**Work order**
For every line in the records below that contains the word "upload", add one to a count, and report only that count.
━━ Study material
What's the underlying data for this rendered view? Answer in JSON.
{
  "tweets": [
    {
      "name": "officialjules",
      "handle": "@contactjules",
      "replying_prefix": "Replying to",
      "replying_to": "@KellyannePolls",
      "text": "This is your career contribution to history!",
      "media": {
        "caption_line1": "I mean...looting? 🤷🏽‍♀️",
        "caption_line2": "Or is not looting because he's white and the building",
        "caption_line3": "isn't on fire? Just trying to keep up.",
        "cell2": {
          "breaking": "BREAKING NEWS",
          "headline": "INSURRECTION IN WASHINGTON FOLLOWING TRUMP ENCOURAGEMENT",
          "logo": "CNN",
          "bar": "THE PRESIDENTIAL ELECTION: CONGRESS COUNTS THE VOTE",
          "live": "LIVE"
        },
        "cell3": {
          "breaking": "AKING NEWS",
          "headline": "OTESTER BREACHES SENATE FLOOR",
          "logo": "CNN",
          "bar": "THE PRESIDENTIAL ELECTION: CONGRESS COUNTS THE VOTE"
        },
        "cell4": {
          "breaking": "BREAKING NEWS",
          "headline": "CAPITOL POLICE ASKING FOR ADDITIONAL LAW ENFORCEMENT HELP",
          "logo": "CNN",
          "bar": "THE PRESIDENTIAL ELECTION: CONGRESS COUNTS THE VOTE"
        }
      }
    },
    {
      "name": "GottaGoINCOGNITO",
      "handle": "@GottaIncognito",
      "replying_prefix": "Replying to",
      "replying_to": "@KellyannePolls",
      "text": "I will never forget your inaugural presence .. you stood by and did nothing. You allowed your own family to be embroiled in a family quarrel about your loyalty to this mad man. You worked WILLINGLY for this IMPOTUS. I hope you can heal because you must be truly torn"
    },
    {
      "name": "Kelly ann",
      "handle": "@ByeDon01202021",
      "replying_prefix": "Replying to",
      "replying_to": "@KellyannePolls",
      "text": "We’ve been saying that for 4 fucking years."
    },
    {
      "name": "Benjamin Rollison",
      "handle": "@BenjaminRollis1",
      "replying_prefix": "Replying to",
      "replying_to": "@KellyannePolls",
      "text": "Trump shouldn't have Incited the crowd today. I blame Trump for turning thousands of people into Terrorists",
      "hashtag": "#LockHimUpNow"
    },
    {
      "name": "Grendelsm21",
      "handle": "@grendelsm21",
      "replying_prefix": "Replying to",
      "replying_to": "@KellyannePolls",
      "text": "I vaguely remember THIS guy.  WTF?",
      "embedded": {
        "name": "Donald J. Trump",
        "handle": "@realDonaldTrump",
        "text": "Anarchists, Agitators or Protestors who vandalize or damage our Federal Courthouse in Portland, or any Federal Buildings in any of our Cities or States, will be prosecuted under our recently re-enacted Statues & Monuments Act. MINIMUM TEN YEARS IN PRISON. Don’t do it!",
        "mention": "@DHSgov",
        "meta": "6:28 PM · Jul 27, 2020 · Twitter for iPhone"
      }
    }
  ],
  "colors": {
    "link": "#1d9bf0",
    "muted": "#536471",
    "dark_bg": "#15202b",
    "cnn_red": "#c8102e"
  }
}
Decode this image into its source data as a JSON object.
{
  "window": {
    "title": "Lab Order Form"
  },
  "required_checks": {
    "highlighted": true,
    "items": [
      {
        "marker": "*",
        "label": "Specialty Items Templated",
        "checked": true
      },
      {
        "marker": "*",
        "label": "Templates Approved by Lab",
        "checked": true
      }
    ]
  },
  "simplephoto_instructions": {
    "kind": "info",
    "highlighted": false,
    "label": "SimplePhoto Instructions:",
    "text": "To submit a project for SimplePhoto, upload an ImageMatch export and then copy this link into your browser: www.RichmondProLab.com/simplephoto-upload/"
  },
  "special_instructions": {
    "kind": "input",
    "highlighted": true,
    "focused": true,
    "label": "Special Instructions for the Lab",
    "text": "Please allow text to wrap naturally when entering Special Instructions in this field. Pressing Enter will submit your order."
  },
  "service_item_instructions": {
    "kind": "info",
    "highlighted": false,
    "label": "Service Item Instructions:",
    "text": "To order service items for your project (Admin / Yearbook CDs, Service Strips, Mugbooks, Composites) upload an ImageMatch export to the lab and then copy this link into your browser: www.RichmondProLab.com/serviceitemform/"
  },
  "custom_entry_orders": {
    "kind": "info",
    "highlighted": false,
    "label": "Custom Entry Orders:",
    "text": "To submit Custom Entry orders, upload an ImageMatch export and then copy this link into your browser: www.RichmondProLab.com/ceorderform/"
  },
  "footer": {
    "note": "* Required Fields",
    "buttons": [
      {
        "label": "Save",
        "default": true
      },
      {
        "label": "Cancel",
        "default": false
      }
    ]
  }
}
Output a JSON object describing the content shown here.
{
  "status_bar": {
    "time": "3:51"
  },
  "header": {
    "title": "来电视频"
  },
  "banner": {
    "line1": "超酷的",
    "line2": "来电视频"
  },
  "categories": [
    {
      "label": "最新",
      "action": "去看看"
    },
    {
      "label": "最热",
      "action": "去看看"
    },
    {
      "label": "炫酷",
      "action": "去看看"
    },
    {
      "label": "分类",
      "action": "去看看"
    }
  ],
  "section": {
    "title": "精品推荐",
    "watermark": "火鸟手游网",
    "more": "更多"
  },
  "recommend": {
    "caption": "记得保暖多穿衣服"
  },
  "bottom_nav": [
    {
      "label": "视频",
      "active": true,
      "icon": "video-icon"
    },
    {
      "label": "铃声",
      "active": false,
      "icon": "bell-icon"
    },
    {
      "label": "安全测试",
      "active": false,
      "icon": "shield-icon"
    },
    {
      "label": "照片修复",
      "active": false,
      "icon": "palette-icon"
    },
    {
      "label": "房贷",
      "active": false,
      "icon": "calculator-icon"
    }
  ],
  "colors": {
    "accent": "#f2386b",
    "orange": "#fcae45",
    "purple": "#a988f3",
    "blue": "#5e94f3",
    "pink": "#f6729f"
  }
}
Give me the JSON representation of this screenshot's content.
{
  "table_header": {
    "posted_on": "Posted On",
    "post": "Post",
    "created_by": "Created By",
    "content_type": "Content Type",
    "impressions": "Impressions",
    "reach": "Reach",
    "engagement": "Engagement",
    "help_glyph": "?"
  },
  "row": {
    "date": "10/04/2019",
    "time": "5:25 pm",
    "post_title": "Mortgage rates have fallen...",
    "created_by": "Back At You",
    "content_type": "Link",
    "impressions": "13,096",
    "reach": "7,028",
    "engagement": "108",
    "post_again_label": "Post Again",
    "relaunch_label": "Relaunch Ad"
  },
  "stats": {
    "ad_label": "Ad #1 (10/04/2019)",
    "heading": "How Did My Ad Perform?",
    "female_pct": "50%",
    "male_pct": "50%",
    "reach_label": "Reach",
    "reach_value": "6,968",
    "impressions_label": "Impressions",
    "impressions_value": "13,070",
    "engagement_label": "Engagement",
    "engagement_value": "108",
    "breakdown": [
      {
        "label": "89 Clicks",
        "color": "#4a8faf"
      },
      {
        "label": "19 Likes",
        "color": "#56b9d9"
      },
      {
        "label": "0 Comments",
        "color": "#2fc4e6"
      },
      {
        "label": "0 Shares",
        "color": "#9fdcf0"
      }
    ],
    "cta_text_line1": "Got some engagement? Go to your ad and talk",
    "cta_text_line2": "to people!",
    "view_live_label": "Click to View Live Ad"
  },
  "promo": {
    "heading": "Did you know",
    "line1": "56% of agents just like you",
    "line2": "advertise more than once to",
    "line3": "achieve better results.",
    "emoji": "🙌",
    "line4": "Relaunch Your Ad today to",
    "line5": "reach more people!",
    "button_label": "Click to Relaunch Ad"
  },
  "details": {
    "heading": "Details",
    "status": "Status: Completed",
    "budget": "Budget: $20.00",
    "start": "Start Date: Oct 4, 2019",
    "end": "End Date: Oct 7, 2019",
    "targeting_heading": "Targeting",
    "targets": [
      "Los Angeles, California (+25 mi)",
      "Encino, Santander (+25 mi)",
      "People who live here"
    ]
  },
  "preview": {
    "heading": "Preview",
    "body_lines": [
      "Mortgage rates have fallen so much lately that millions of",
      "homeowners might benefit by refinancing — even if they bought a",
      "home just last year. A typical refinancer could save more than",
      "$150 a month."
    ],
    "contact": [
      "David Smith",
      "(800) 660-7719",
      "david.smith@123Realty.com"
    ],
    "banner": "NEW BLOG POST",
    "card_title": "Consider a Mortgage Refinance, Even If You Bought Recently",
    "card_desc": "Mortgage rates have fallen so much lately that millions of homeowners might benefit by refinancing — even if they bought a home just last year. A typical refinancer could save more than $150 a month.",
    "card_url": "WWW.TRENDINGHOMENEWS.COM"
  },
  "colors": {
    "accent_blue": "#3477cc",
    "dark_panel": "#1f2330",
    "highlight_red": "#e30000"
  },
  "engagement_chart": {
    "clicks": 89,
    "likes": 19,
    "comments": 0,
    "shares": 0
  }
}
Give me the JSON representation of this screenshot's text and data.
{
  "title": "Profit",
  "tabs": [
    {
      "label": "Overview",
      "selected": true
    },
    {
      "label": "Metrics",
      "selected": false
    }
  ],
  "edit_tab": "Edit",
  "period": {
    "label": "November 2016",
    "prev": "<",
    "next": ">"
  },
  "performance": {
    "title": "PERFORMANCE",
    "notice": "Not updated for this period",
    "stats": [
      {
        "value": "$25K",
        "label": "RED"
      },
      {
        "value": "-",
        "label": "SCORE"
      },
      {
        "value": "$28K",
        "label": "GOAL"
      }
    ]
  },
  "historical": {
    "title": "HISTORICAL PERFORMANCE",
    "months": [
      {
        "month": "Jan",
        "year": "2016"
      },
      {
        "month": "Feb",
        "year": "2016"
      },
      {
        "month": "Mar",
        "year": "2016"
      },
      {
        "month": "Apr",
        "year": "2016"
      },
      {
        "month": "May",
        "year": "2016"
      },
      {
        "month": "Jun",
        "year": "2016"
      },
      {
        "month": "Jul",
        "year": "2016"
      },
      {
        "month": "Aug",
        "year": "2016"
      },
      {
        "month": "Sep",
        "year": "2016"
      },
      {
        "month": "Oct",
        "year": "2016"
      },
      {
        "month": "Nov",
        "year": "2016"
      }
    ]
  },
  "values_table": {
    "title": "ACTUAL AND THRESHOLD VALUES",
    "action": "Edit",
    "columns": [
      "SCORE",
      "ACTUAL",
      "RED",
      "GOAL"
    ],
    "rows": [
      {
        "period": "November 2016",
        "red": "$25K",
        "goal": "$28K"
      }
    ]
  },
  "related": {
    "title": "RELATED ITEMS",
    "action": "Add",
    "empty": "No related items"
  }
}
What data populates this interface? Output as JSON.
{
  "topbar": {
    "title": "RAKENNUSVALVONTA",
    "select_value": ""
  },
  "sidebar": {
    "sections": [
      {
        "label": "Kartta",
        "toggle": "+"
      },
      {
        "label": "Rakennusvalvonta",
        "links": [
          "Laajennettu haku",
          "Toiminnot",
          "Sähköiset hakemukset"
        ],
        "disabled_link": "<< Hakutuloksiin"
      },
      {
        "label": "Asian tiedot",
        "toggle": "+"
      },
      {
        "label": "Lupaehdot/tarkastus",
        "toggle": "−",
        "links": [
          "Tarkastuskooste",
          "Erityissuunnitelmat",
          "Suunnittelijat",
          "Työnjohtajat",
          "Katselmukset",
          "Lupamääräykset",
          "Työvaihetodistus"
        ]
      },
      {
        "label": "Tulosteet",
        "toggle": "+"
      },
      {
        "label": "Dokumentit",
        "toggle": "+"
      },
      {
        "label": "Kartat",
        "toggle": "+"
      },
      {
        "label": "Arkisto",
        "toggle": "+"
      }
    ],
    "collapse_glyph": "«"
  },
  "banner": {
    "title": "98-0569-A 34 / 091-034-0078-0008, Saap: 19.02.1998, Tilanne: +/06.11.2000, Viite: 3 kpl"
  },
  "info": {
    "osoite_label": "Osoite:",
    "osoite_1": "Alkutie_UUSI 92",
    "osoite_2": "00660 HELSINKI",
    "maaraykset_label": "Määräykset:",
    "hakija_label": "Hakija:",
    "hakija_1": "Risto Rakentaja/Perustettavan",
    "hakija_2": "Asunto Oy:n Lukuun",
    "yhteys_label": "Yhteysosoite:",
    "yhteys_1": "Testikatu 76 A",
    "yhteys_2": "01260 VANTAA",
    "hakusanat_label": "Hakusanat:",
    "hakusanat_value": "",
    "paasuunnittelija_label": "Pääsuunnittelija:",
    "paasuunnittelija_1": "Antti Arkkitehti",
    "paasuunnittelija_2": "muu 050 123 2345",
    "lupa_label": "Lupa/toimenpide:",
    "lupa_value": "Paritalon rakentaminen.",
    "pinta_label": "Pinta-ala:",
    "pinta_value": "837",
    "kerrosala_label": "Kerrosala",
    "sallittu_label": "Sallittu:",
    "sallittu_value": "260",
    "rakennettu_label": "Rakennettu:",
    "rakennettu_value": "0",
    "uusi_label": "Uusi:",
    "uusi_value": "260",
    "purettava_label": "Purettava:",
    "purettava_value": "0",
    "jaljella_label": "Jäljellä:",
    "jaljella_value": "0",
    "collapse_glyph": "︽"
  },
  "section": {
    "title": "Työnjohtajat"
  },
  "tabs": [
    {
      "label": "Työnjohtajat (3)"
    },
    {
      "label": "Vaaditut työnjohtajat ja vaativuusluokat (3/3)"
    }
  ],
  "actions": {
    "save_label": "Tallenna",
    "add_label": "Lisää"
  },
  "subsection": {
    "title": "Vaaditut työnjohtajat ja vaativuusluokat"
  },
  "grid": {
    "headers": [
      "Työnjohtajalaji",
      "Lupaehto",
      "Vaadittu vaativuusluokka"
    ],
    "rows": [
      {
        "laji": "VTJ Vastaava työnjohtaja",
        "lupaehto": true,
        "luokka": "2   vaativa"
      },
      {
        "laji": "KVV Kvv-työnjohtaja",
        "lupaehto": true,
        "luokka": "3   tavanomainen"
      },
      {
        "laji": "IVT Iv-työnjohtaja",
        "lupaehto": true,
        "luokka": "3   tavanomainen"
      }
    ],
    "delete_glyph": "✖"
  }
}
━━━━
**Output for this exercise**
3